The economist Joseph Schumpeter used the term "creative destruction" to describe how innovation creates new markets while bringing ruin to old ones. In San Francisco earlier this year, we got a glimpse of how this concept might play out in the games industry.
OnLive, a service that promises to deliver the most sophisticated games to consumers without requiring consoles or high-end PCs, trumpeted its Schumpeterian challenge to Sony, Microsoft and other hardware manufacturers at GDC. The idea is that OnLive will transform the tubes of the internet into controller and video connections. Games will run on OnLive servers, and the internet will carry players' commands in and real-time video out - streaming games, in other words. Though OnLive's debut prompted skepticism, it's success could effectively render most current gaming hardware obsolete.
Not long at all after OnLive's appearance at GDC, two other businesses stepped forward to offer their own solutions for streaming games: Gaikai and Otoy.
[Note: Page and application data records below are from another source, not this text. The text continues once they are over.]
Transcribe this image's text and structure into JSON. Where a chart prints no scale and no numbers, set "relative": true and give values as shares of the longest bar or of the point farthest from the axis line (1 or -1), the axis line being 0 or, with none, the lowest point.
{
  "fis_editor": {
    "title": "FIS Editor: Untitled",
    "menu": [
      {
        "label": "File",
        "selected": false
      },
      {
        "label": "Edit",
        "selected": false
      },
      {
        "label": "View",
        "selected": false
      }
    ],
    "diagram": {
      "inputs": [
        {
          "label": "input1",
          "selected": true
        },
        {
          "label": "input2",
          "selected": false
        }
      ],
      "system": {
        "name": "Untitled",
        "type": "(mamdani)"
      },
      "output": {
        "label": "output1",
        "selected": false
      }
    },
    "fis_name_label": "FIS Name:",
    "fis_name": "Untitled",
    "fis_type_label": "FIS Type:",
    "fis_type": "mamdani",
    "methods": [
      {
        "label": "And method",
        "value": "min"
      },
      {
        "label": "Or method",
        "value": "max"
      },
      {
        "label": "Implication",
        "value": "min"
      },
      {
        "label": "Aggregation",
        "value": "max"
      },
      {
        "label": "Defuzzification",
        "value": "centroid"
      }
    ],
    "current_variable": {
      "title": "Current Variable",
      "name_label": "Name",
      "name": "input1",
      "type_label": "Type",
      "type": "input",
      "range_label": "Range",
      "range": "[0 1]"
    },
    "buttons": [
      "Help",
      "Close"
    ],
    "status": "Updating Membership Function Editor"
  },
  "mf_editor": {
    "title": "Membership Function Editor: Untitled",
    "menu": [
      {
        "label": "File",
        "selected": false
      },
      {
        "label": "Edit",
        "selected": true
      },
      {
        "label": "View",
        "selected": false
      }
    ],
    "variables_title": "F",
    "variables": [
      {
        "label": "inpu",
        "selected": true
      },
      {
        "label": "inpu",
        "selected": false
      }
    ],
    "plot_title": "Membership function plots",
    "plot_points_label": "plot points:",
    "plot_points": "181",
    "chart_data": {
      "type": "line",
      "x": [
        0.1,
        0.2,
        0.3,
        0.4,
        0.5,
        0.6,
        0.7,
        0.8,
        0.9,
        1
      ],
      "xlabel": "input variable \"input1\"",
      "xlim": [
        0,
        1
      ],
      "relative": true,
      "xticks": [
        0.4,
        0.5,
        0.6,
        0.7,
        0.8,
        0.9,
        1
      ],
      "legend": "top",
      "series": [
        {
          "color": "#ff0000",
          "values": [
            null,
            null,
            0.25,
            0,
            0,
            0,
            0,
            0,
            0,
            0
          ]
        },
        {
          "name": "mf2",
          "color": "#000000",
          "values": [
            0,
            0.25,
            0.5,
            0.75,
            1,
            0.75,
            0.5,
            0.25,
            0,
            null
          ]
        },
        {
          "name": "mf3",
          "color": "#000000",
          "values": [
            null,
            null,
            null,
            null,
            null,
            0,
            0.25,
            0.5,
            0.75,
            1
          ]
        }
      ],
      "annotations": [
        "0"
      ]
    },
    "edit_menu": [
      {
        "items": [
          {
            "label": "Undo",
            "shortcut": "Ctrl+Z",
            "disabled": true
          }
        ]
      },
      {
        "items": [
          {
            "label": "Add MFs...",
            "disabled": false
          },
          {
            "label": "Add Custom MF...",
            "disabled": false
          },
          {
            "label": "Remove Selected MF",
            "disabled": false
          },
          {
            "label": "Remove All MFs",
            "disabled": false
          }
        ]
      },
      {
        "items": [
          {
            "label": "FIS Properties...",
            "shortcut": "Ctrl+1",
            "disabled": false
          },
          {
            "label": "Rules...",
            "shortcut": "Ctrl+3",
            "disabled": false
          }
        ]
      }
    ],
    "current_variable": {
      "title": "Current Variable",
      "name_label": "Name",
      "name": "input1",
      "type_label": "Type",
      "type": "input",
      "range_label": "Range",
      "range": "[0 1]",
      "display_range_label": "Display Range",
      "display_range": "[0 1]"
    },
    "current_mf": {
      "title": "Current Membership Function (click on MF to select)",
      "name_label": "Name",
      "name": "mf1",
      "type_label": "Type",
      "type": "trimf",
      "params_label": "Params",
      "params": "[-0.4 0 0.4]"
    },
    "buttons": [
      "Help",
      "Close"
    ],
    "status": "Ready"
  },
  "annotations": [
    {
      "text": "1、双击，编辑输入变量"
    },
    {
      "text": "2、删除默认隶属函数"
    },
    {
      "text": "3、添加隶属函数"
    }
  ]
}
Their near simultaneous debut alongside OnLive could signal a historic wave about to hit the games industry. If streaming becomes the dominant model for game distribution, then we'll see disc-based gaming overturned at its crest, at the very moment when it threatens to submerge all other entertainment media. To get a sense of what this change could mean, The Escapist spoke with David Perry of Gaikai, Jules Urbach of Otoy and David Helgason, CEO of Unity, a software company that specializes in development tools for making streaming games.
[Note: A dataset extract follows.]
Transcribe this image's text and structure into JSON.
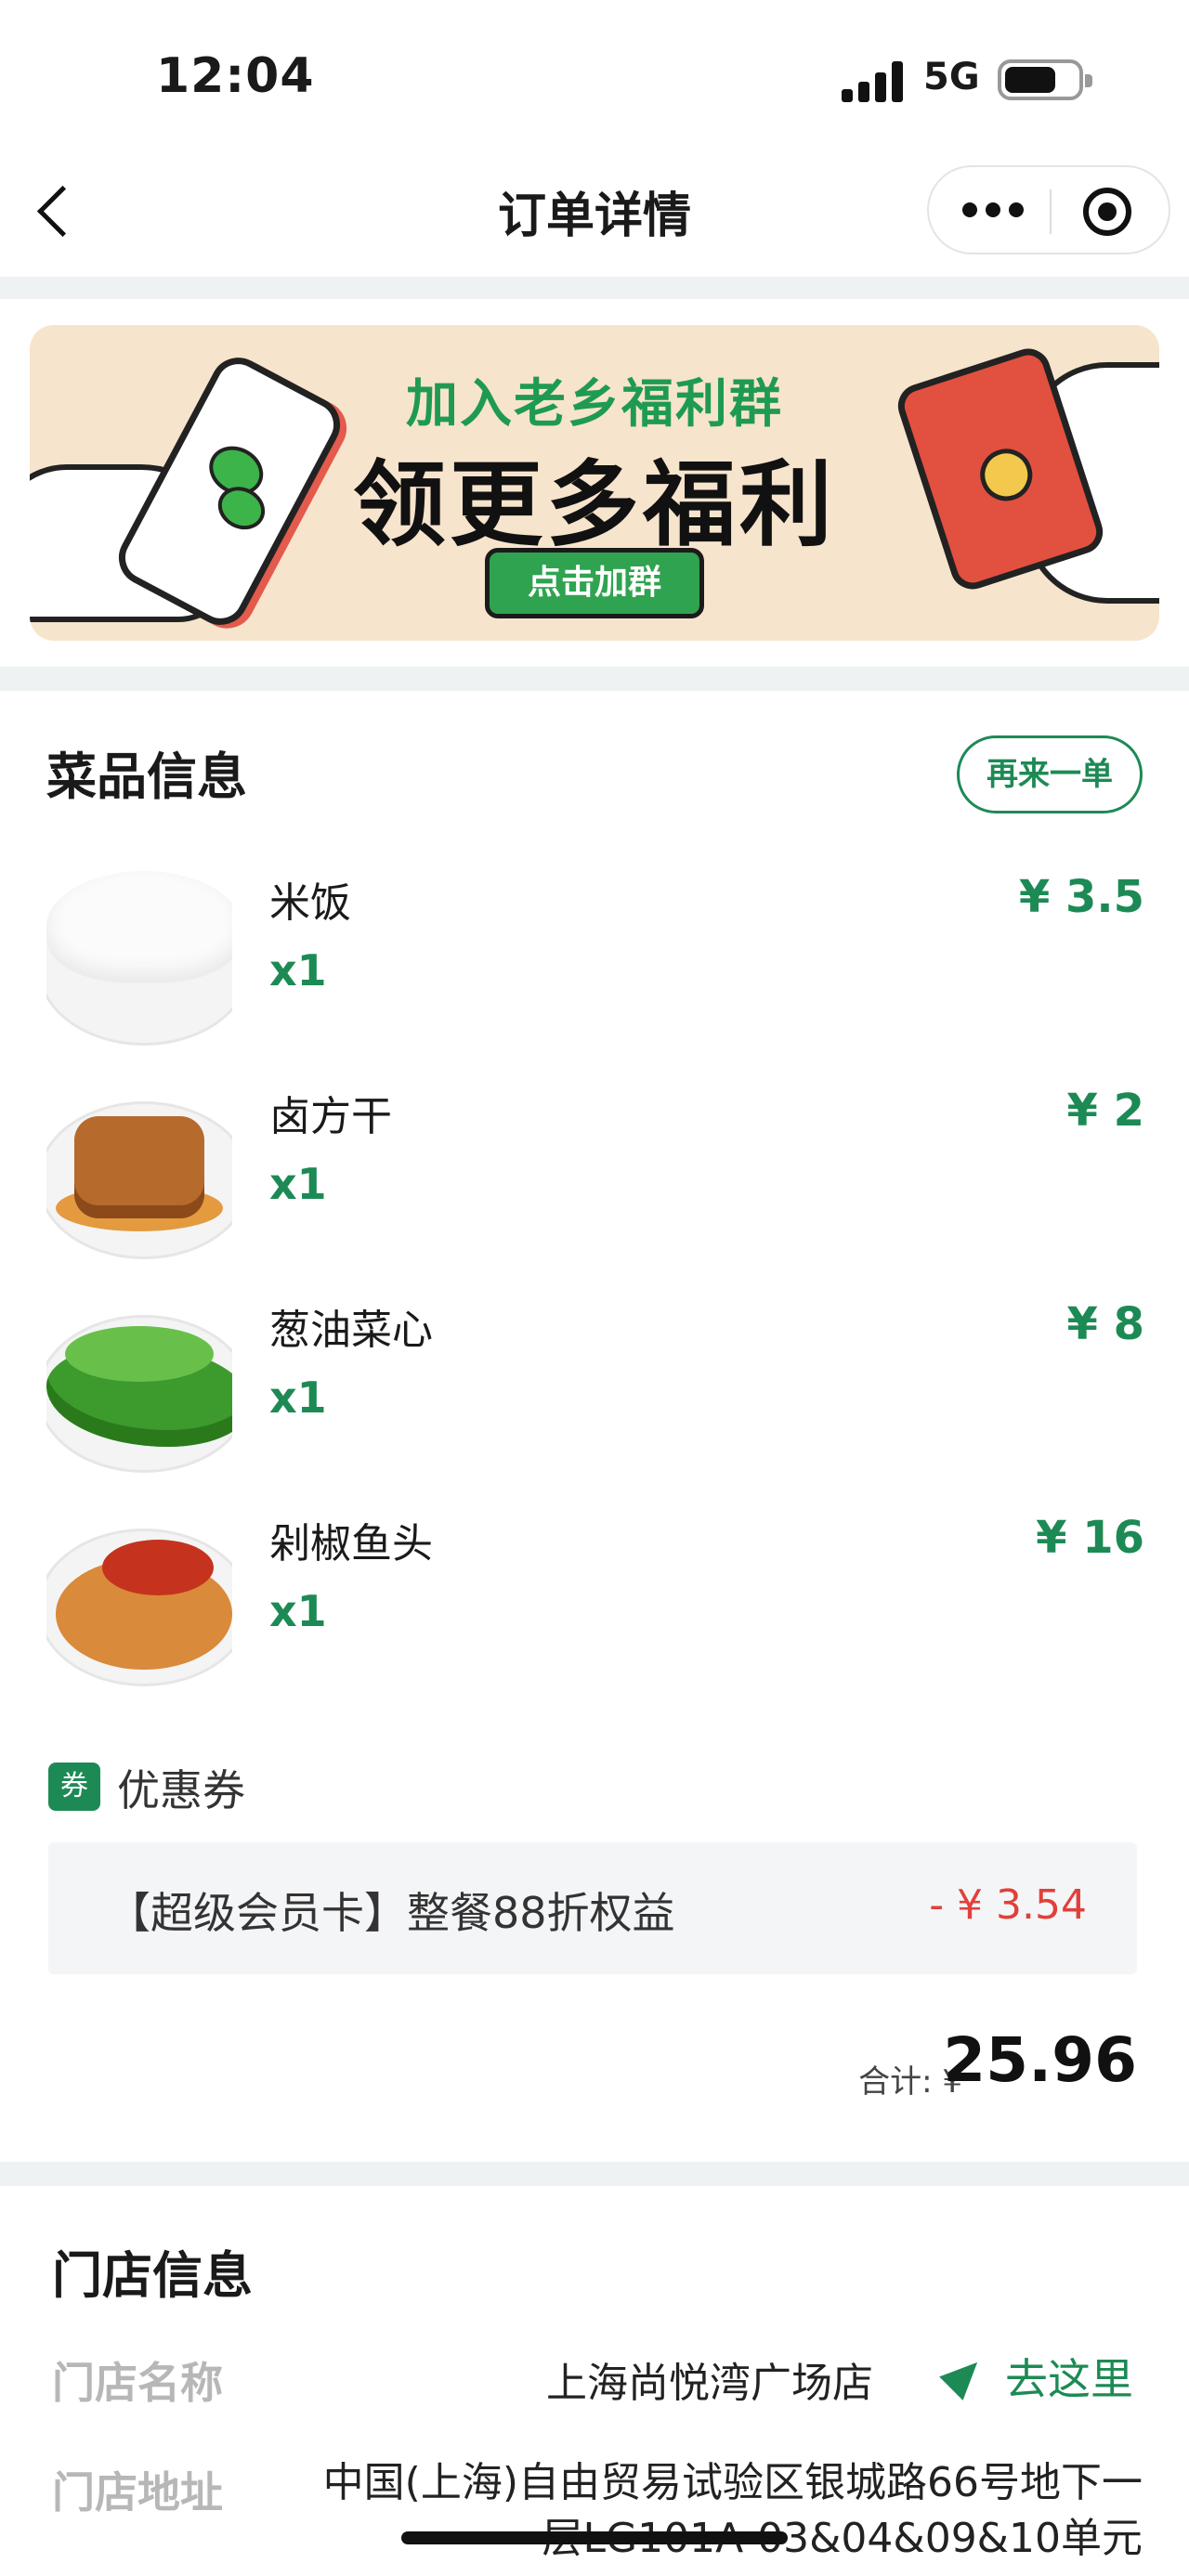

The streaming revolution will effect big changes on three principal groups: game makers, hardware manufacturers and players. We'll take each group in turn.
Developer's New World
OnLive makes its service clear. You pay them a fee and either download their plug-in or hook up their "MicroConsole" to your TV. Then, you go online, browse their game catalog, choose a game and play it.
Gaikai and Otoy haven't said quite how their models will work, but they'll amount to something similar. "I'm trying to make the videogame industry's games more convenient than Flash," says Perry. "That's all."
Streaming technology seems to help developers by eliminating both the console middle-man and PC system requirements, which dramatically shrink their potential customer base. But it also poses challenges: It could place more computing power in the hands of developers than they know how to leverage, and it could enable a tempting but tricky new business model.
First, power. Jules Urbach is the CEO of both Otoy and LightStage, the company behind a new video capture technology that produces ultra-realistic computer graphics. Urbach thinks moving games from consoles to servers will result in never-before-seen levels of graphical realism.
He argues the hardware arms-race we see among gaming platforms today will always result in a compromise between quality and price. A console manufacturer must always develop an affordable platform to gain the largest possible installation base. "Can it ever compete with what you're going to get on the highest-end device? Probably not," says Urbach. "And even if it does, there's something beyond that." The Cloud.